- Updated: February 27, 2015
Most people think of third-world countries or Biblical times when they hear the word “leprosy” but a county in the state of Florida has been hit with recent cases of this disease. What makes this such a big deal is that leprosy is extremely rare but in the past five months, three people have been given a firm diagnosis.
In fact, in the past 10 years and not including the new cases, just one person in Florida came down with leprosy. According to state health officials, the new cases came as a surprise since there is an incubation period for this disease that ranges between nine months and 20 years.
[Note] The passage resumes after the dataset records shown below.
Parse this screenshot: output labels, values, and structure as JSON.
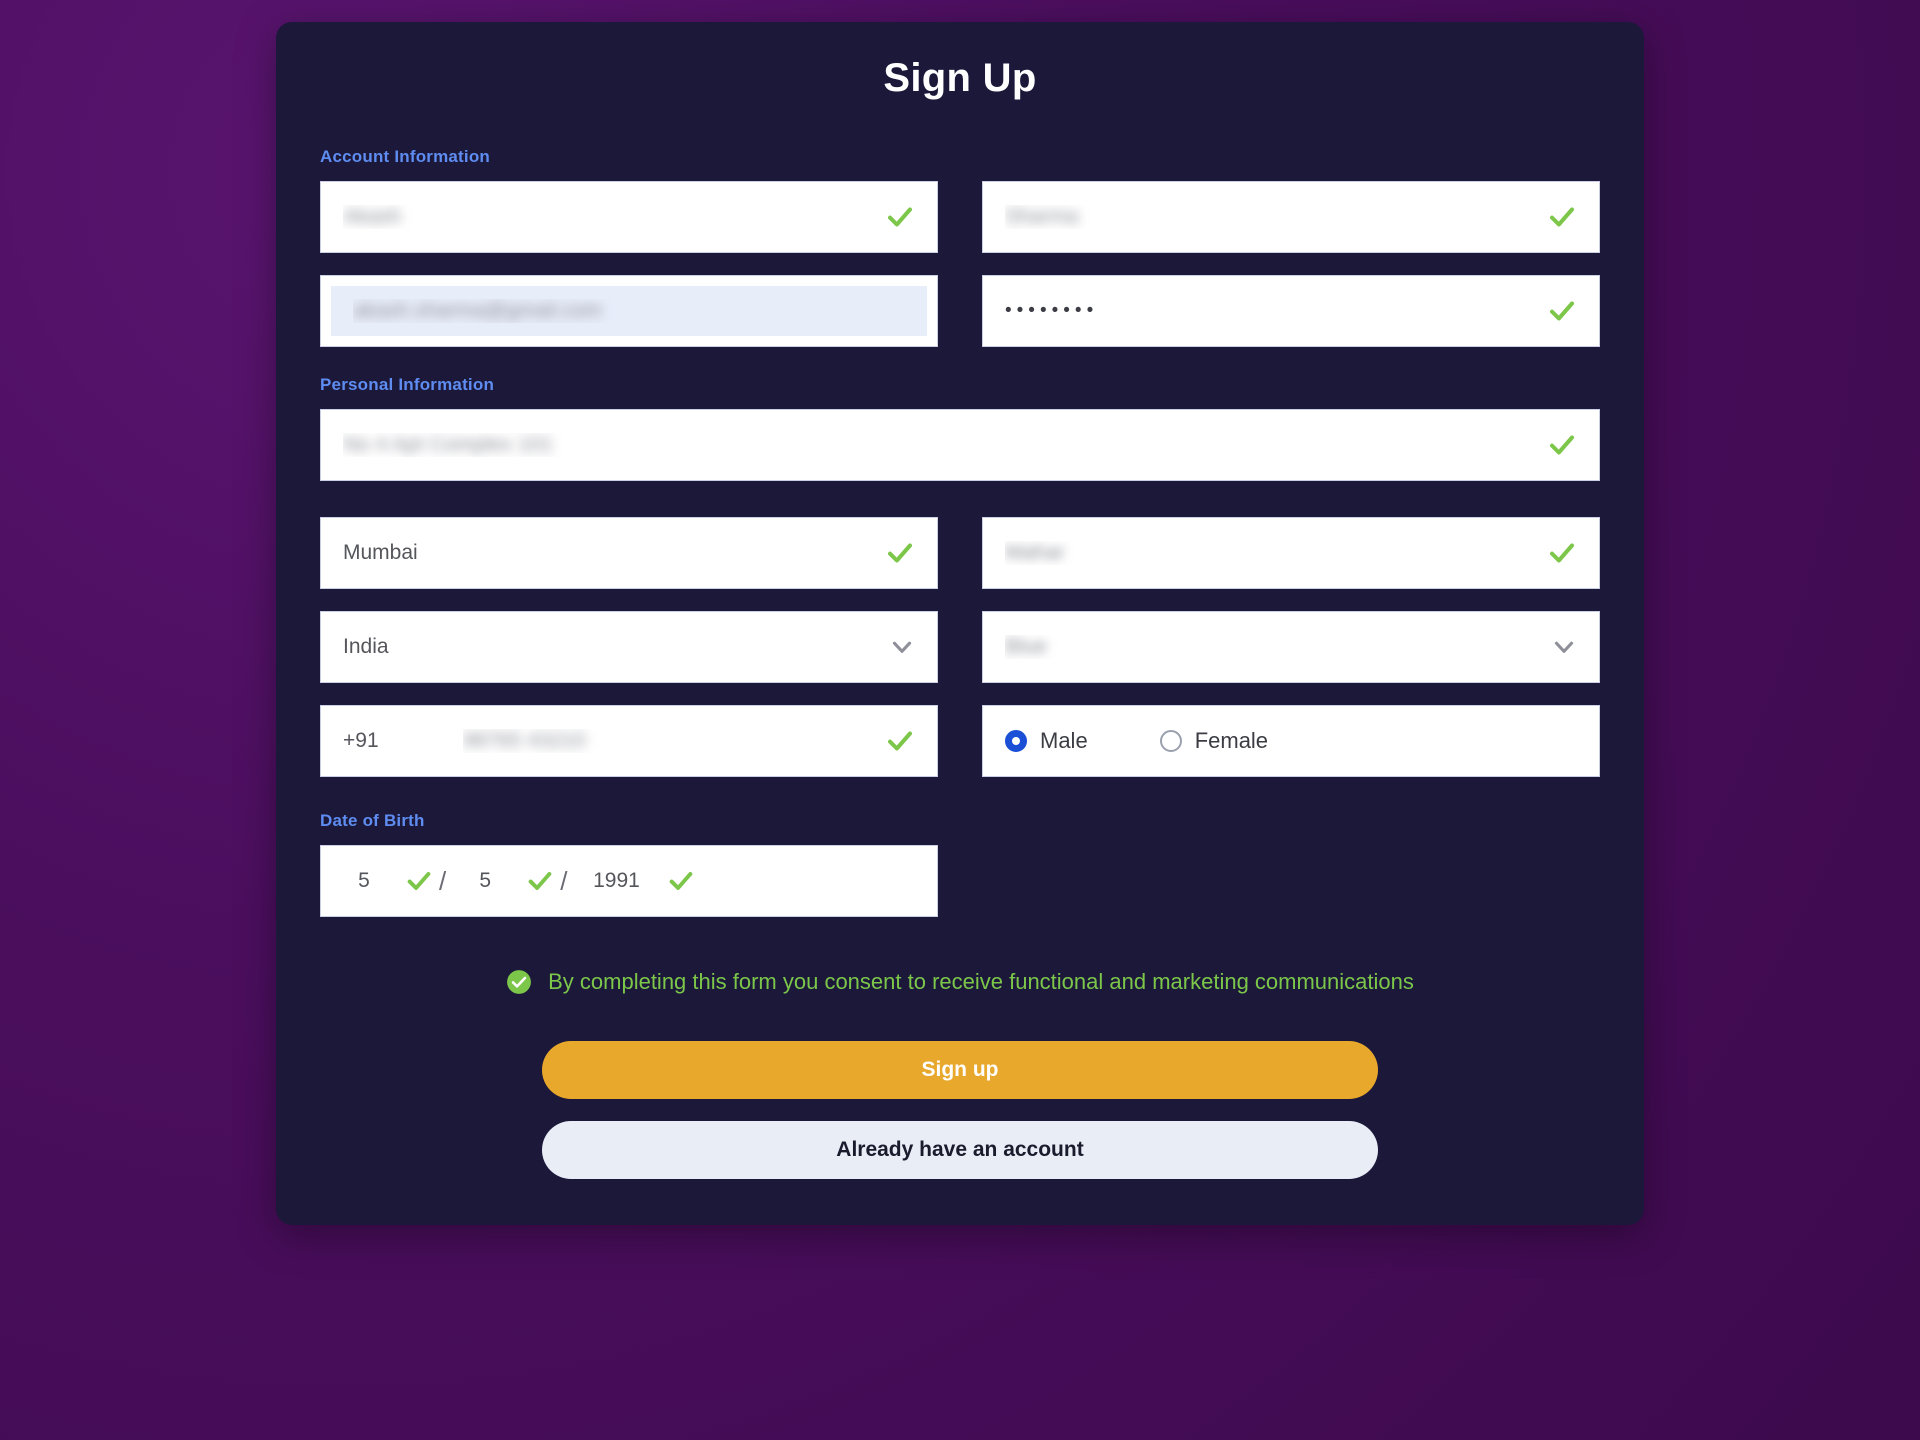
{
  "page": {
    "title": "Sign Up",
    "background_color": "#4a0e5c",
    "card_color": "#1b183a"
  },
  "sections": {
    "account": "Account Information",
    "personal": "Personal Information",
    "dob": "Date of Birth"
  },
  "account_fields": {
    "first_name": {
      "value": "Akash",
      "redacted": true,
      "status": "valid"
    },
    "last_name": {
      "value": "Sharma",
      "redacted": true,
      "status": "valid"
    },
    "email": {
      "value": "akash.sharma@gmail.com",
      "redacted": true,
      "status": "autofilled"
    },
    "password": {
      "value": "••••••••",
      "redacted": false,
      "status": "valid"
    }
  },
  "personal_fields": {
    "address": {
      "value": "No 4 Apt Complex 101",
      "redacted": true,
      "status": "valid"
    },
    "city": {
      "value": "Mumbai",
      "redacted": false,
      "status": "valid"
    },
    "state": {
      "value": "Mahar",
      "redacted": true,
      "status": "valid"
    },
    "country": {
      "value": "India",
      "redacted": false,
      "control": "dropdown"
    },
    "extra_select": {
      "value": "Blue",
      "redacted": true,
      "control": "dropdown"
    },
    "phone": {
      "prefix": "+91",
      "value": "98765 43210",
      "redacted": true,
      "status": "valid"
    }
  },
  "gender": {
    "options": [
      {
        "label": "Male",
        "selected": true
      },
      {
        "label": "Female",
        "selected": false
      }
    ],
    "selected_color": "#1a4fd6"
  },
  "date_of_birth": {
    "day": "5",
    "month": "5",
    "year": "1991",
    "separator": "/",
    "day_valid": true,
    "month_valid": true,
    "year_valid": true
  },
  "consent": {
    "text": "By completing this form you consent to receive functional and marketing communications",
    "checked": true,
    "color": "#7cc64a"
  },
  "buttons": {
    "primary": "Sign up",
    "primary_color": "#e8a82c",
    "secondary": "Already have an account",
    "secondary_color": "#e8edf6"
  },
  "colors": {
    "section_label": "#5e8cf0",
    "check_green": "#7cc64a",
    "autofill_blue": "#e8edfa"
  }
}
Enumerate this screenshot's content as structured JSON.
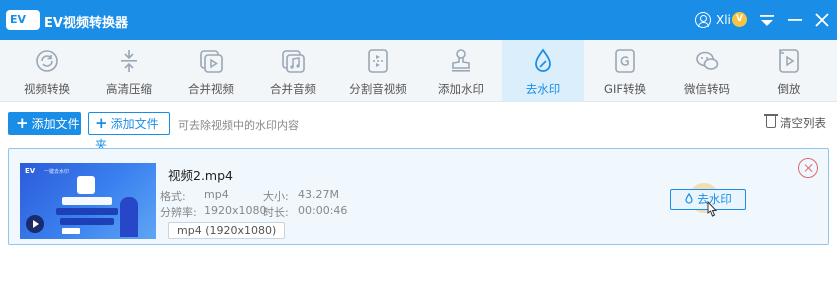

However, it is also for that reason that experts do not believe this signals any risk of an epidemic.
Also known a Hansen’s disease, leprosy results from a bacteria known as Mycobacterium lepra, which primarily involves the skin, as well as eyes, peripheral nervous system, and a portion of the upper respiratory tract.
As stated, leprosy in the US is rare, with only 90 people reporting infections annually, this according to the Centers for Disease Control and Prevention (CDC). For the state of Florida, the number of cases per year is around 10. In addition to Florida, leprosy has been seen in New York, Louisiana, Texas, California, Massachusetts, and Hawaii.
The three new cases have all been in Volusia County although health officials have confirmed an increase in diagnoses in Brevard County as well. Throughout the past five years, 18 cases of leprosy have been confirmed in that county. Last year, three of the eight reported cases were in Brevard County.
In a statement from Barry Inman, epidemiologist with the Brevard County Department of Health, overall the number of cases for leprosy is small but compared to 10 years ago, higher. Typically, just one case is diagnosed a year so this is a rare occurrence. Inman also stressed that tracking this disease is extremely difficult because of the long and varied incubation period.
Inman pointed out that interestingly, some of the people who have become infected with leprosy have at some time had an interaction with armadillos, which are known carriers. For that reason, the CDC advises people to restrict contact with armadillos and if possible, avoid the animal altogether.
The most common symptoms of the disease include a breakout of skin lesions that become discolored or fade, skin that is dry, stiff, or thick, ulcers on the soles of the feet, numbness in certain areas of the body, and muscle weakness or paralysis.
Because of leprosy, it is estimated that between one and two people have become permanently disabled. Fortunately, there are now antibiotics available that make a difference but usually, treatment takes anywhere from six months to two years to bring the infection under control.